START Listed records

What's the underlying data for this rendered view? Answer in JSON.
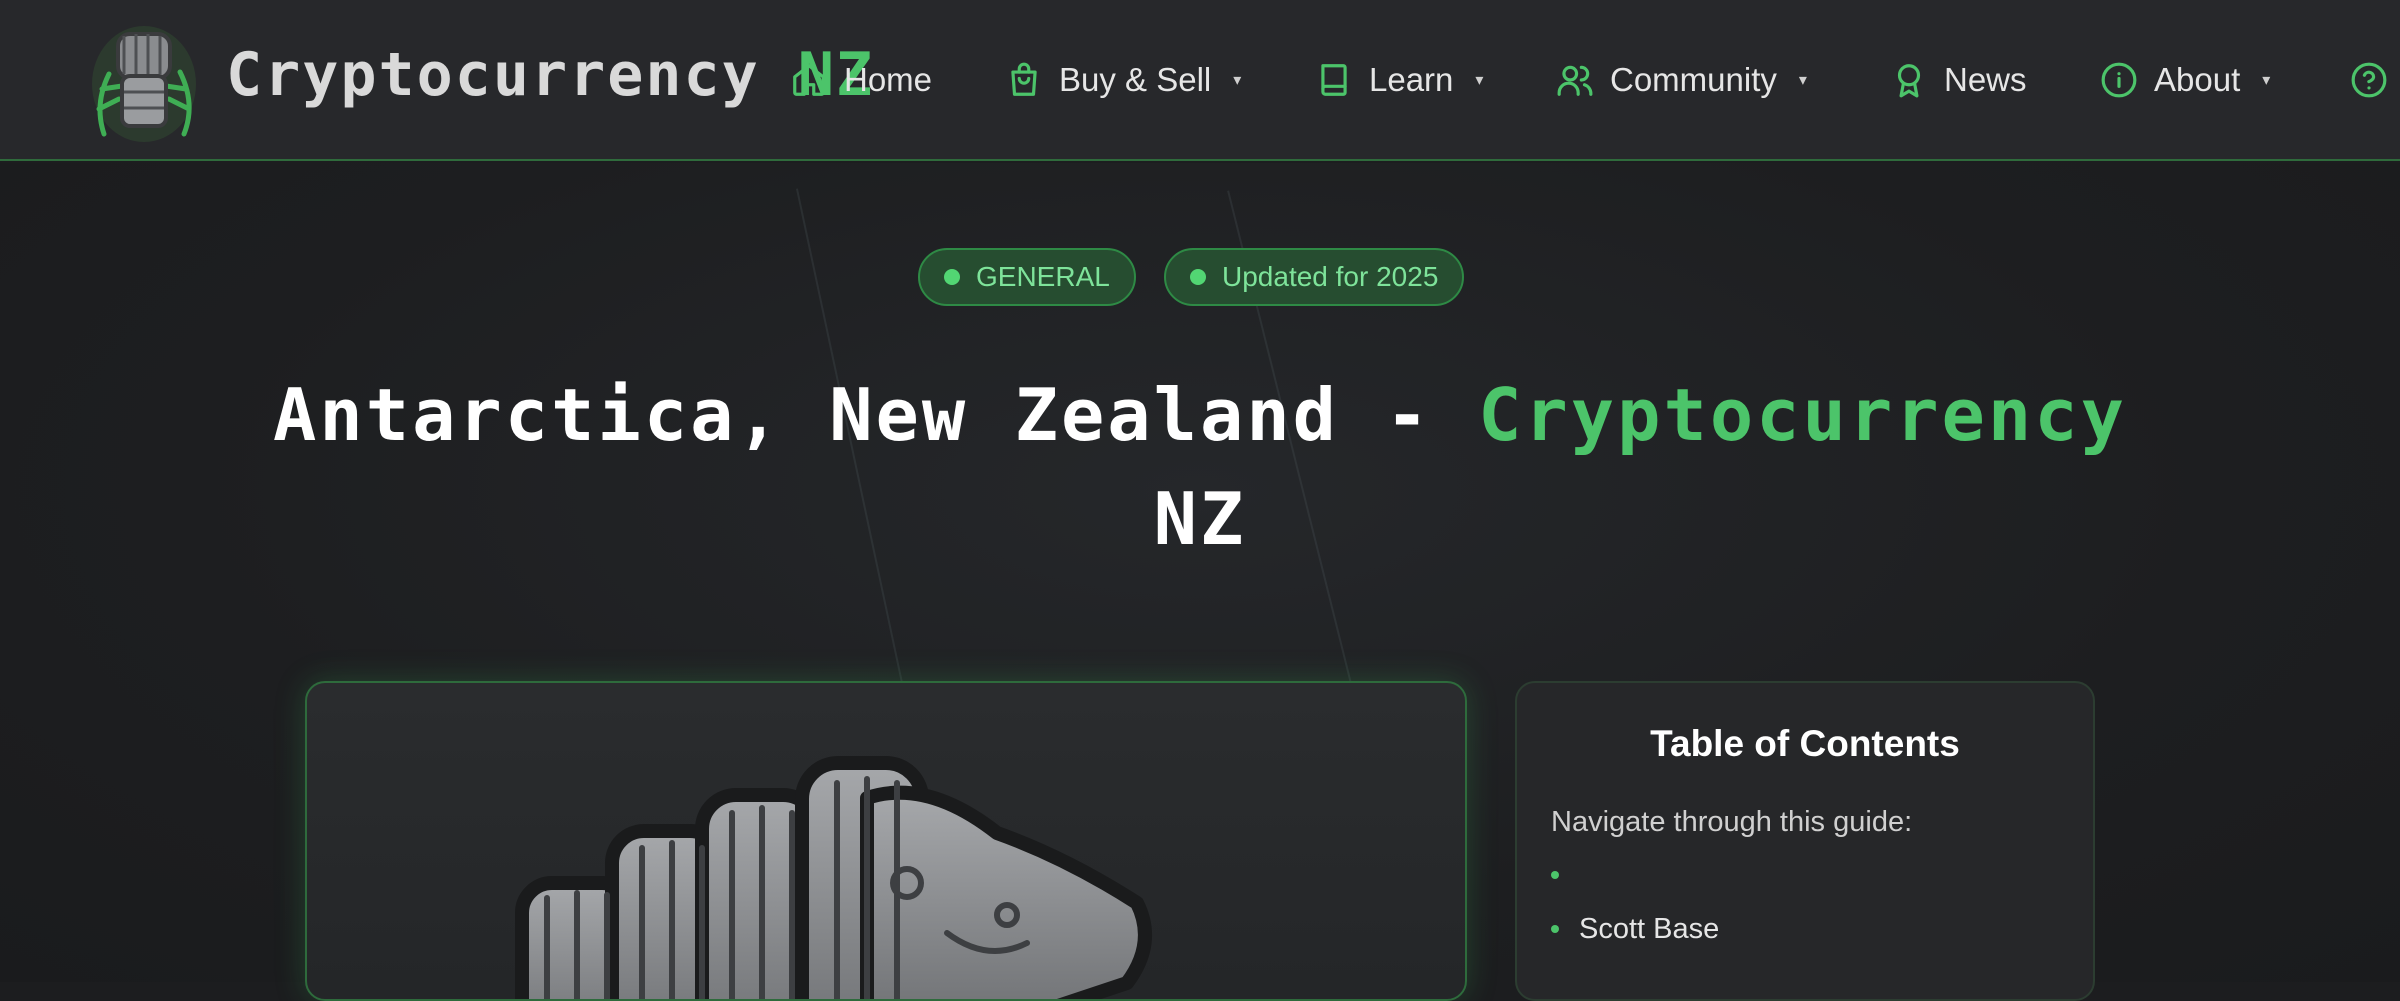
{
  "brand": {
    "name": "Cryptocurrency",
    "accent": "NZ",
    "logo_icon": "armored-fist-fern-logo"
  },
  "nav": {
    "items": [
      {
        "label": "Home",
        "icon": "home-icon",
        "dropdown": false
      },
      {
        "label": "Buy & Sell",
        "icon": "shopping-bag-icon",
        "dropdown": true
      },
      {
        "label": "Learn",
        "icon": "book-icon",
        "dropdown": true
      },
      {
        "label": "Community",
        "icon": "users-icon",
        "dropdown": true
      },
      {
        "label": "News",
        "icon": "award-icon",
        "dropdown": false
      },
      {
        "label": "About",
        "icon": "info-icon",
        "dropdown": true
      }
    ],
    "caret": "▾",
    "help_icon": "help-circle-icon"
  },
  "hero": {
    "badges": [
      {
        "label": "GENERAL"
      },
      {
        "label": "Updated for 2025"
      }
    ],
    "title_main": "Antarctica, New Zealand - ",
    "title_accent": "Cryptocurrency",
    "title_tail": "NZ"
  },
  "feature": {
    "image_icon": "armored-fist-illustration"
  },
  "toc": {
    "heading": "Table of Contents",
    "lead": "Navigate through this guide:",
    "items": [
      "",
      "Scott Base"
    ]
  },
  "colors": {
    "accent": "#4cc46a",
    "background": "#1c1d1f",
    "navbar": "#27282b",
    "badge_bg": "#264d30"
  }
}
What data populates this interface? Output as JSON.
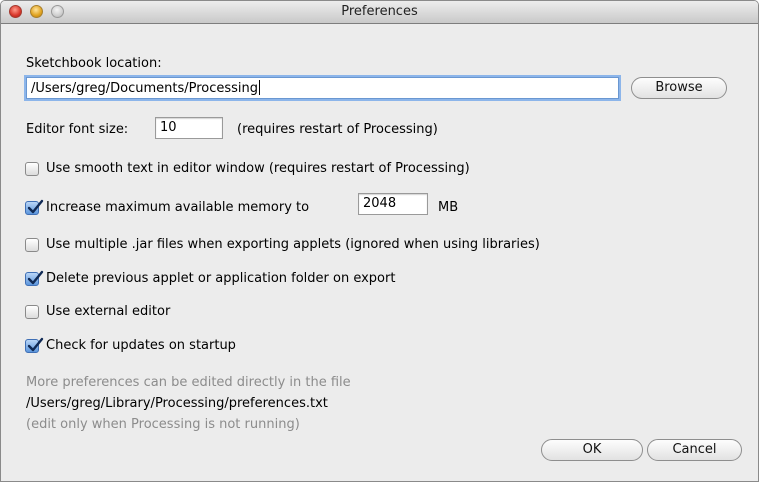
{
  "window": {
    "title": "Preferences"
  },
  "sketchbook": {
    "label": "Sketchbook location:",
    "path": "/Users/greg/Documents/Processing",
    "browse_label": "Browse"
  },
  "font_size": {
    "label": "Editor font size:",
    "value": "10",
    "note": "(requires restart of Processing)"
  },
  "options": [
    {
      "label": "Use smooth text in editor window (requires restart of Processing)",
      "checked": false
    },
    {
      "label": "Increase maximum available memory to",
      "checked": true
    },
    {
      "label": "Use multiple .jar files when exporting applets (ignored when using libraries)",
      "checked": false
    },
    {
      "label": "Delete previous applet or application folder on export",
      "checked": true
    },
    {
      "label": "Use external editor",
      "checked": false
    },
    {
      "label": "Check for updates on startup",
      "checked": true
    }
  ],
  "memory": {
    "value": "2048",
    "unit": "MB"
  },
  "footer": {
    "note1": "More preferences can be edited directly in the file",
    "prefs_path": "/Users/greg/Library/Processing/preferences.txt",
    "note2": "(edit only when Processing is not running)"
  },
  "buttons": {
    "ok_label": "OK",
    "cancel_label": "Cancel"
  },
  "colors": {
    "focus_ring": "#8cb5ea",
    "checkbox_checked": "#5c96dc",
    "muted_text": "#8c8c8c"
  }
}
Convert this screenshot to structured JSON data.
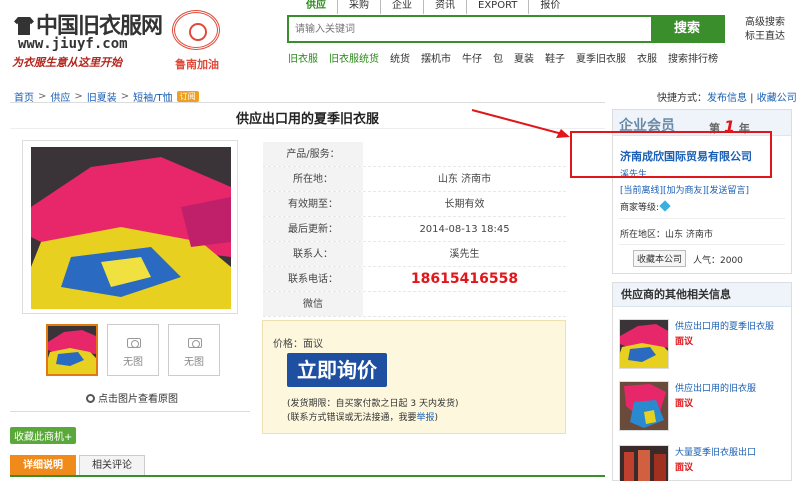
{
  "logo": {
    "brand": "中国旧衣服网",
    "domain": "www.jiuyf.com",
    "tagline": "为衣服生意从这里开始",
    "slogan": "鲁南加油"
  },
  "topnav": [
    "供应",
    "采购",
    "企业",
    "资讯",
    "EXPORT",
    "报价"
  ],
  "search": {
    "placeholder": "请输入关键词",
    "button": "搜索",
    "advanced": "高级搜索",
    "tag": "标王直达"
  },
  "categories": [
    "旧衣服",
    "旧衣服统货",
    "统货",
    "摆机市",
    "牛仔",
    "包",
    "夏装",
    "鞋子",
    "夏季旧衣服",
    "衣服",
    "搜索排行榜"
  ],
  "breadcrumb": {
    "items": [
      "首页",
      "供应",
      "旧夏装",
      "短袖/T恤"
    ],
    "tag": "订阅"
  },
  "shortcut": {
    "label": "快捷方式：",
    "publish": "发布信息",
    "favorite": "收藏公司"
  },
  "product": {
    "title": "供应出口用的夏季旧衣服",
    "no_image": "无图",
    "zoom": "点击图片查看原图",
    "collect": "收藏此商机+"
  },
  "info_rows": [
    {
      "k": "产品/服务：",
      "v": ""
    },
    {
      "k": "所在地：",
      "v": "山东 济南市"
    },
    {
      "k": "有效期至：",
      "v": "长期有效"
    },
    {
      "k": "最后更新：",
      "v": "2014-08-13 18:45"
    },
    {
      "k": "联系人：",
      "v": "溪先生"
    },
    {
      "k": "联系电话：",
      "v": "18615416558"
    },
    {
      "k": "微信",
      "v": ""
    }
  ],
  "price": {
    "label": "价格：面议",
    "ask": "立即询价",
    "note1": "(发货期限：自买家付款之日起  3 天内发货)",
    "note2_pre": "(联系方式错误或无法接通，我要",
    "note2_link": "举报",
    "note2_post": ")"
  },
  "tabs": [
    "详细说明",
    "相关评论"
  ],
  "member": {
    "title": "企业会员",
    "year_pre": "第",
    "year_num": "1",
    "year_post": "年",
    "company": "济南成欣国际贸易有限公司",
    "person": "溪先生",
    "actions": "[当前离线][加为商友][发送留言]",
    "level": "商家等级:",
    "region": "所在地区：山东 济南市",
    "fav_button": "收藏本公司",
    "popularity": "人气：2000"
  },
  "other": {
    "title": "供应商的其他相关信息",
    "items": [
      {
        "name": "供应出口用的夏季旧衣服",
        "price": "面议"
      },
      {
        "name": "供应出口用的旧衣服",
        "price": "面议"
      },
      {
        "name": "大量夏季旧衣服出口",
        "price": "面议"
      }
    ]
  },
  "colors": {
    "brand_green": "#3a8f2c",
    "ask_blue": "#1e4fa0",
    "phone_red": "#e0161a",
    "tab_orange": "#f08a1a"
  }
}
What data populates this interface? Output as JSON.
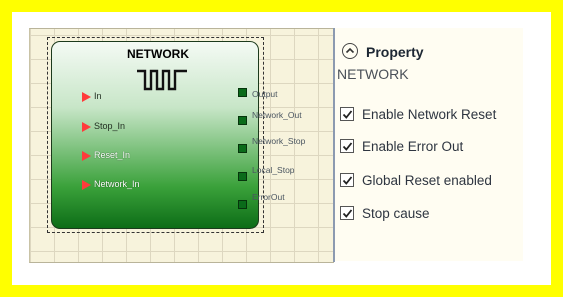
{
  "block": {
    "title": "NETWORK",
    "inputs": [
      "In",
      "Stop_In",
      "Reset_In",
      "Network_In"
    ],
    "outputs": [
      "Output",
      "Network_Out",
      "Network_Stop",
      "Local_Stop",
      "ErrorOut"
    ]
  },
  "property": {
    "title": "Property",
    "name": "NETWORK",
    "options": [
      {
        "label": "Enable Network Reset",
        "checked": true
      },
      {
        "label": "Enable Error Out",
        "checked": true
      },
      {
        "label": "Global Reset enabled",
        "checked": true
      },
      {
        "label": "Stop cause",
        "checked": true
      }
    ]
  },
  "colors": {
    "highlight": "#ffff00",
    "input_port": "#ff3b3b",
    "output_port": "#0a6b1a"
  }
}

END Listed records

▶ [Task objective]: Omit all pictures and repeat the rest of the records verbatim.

▶ [Task answer]:
What's the underlying data for this rendered view? Answer in JSON.
{
  "brand": {
    "name": "Cryptocurrency",
    "accent": "NZ",
    "logo_icon": "armored-fist-fern-logo"
  },
  "nav": {
    "items": [
      {
        "label": "Home",
        "icon": "home-icon",
        "dropdown": false
      },
      {
        "label": "Buy & Sell",
        "icon": "shopping-bag-icon",
        "dropdown": true
      },
      {
        "label": "Learn",
        "icon": "book-icon",
        "dropdown": true
      },
      {
        "label": "Community",
        "icon": "users-icon",
        "dropdown": true
      },
      {
        "label": "News",
        "icon": "award-icon",
        "dropdown": false
      },
      {
        "label": "About",
        "icon": "info-icon",
        "dropdown": true
      }
    ],
    "caret": "▾",
    "help_icon": "help-circle-icon"
  },
  "hero": {
    "badges": [
      {
        "label": "GENERAL"
      },
      {
        "label": "Updated for 2025"
      }
    ],
    "title_main": "Antarctica, New Zealand - ",
    "title_accent": "Cryptocurrency",
    "title_tail": "NZ"
  },
  "feature": {
    "image_icon": "armored-fist-illustration"
  },
  "toc": {
    "heading": "Table of Contents",
    "lead": "Navigate through this guide:",
    "items": [
      "",
      "Scott Base"
    ]
  },
  "colors": {
    "accent": "#4cc46a",
    "background": "#1c1d1f",
    "navbar": "#27282b",
    "badge_bg": "#264d30"
  }
}
What data populates this interface? Output as JSON.
{
  "window": {
    "title": "Preferences"
  },
  "sketchbook": {
    "label": "Sketchbook location:",
    "path": "/Users/greg/Documents/Processing",
    "browse_label": "Browse"
  },
  "font_size": {
    "label": "Editor font size:",
    "value": "10",
    "note": "(requires restart of Processing)"
  },
  "options": [
    {
      "label": "Use smooth text in editor window (requires restart of Processing)",
      "checked": false
    },
    {
      "label": "Increase maximum available memory to",
      "checked": true
    },
    {
      "label": "Use multiple .jar files when exporting applets (ignored when using libraries)",
      "checked": false
    },
    {
      "label": "Delete previous applet or application folder on export",
      "checked": true
    },
    {
      "label": "Use external editor",
      "checked": false
    },
    {
      "label": "Check for updates on startup",
      "checked": true
    }
  ],
  "memory": {
    "value": "2048",
    "unit": "MB"
  },
  "footer": {
    "note1": "More preferences can be edited directly in the file",
    "prefs_path": "/Users/greg/Library/Processing/preferences.txt",
    "note2": "(edit only when Processing is not running)"
  },
  "buttons": {
    "ok_label": "OK",
    "cancel_label": "Cancel"
  },
  "colors": {
    "focus_ring": "#8cb5ea",
    "checkbox_checked": "#5c96dc",
    "muted_text": "#8c8c8c"
  }
}
Convert this screenshot to structured JSON data.
{
  "logo": {
    "brand": "中国旧衣服网",
    "domain": "www.jiuyf.com",
    "tagline": "为衣服生意从这里开始",
    "slogan": "鲁南加油"
  },
  "topnav": [
    "供应",
    "采购",
    "企业",
    "资讯",
    "EXPORT",
    "报价"
  ],
  "search": {
    "placeholder": "请输入关键词",
    "button": "搜索",
    "advanced": "高级搜索",
    "tag": "标王直达"
  },
  "categories": [
    "旧衣服",
    "旧衣服统货",
    "统货",
    "摆机市",
    "牛仔",
    "包",
    "夏装",
    "鞋子",
    "夏季旧衣服",
    "衣服",
    "搜索排行榜"
  ],
  "breadcrumb": {
    "items": [
      "首页",
      "供应",
      "旧夏装",
      "短袖/T恤"
    ],
    "tag": "订阅"
  },
  "shortcut": {
    "label": "快捷方式：",
    "publish": "发布信息",
    "favorite": "收藏公司"
  },
  "product": {
    "title": "供应出口用的夏季旧衣服",
    "no_image": "无图",
    "zoom": "点击图片查看原图",
    "collect": "收藏此商机+"
  },
  "info_rows": [
    {
      "k": "产品/服务：",
      "v": ""
    },
    {
      "k": "所在地：",
      "v": "山东 济南市"
    },
    {
      "k": "有效期至：",
      "v": "长期有效"
    },
    {
      "k": "最后更新：",
      "v": "2014-08-13 18:45"
    },
    {
      "k": "联系人：",
      "v": "溪先生"
    },
    {
      "k": "联系电话：",
      "v": "18615416558"
    },
    {
      "k": "微信",
      "v": ""
    }
  ],
  "price": {
    "label": "价格：面议",
    "ask": "立即询价",
    "note1": "(发货期限：自买家付款之日起  3 天内发货)",
    "note2_pre": "(联系方式错误或无法接通，我要",
    "note2_link": "举报",
    "note2_post": ")"
  },
  "tabs": [
    "详细说明",
    "相关评论"
  ],
  "member": {
    "title": "企业会员",
    "year_pre": "第",
    "year_num": "1",
    "year_post": "年",
    "company": "济南成欣国际贸易有限公司",
    "person": "溪先生",
    "actions": "[当前离线][加为商友][发送留言]",
    "level": "商家等级:",
    "region": "所在地区：山东 济南市",
    "fav_button": "收藏本公司",
    "popularity": "人气：2000"
  },
  "other": {
    "title": "供应商的其他相关信息",
    "items": [
      {
        "name": "供应出口用的夏季旧衣服",
        "price": "面议"
      },
      {
        "name": "供应出口用的旧衣服",
        "price": "面议"
      },
      {
        "name": "大量夏季旧衣服出口",
        "price": "面议"
      }
    ]
  },
  "colors": {
    "brand_green": "#3a8f2c",
    "ask_blue": "#1e4fa0",
    "phone_red": "#e0161a",
    "tab_orange": "#f08a1a"
  }
}
What data populates this interface? Output as JSON.
{
  "block": {
    "title": "NETWORK",
    "inputs": [
      "In",
      "Stop_In",
      "Reset_In",
      "Network_In"
    ],
    "outputs": [
      "Output",
      "Network_Out",
      "Network_Stop",
      "Local_Stop",
      "ErrorOut"
    ]
  },
  "property": {
    "title": "Property",
    "name": "NETWORK",
    "options": [
      {
        "label": "Enable Network Reset",
        "checked": true
      },
      {
        "label": "Enable Error Out",
        "checked": true
      },
      {
        "label": "Global Reset enabled",
        "checked": true
      },
      {
        "label": "Stop cause",
        "checked": true
      }
    ]
  },
  "colors": {
    "highlight": "#ffff00",
    "input_port": "#ff3b3b",
    "output_port": "#0a6b1a"
  }
}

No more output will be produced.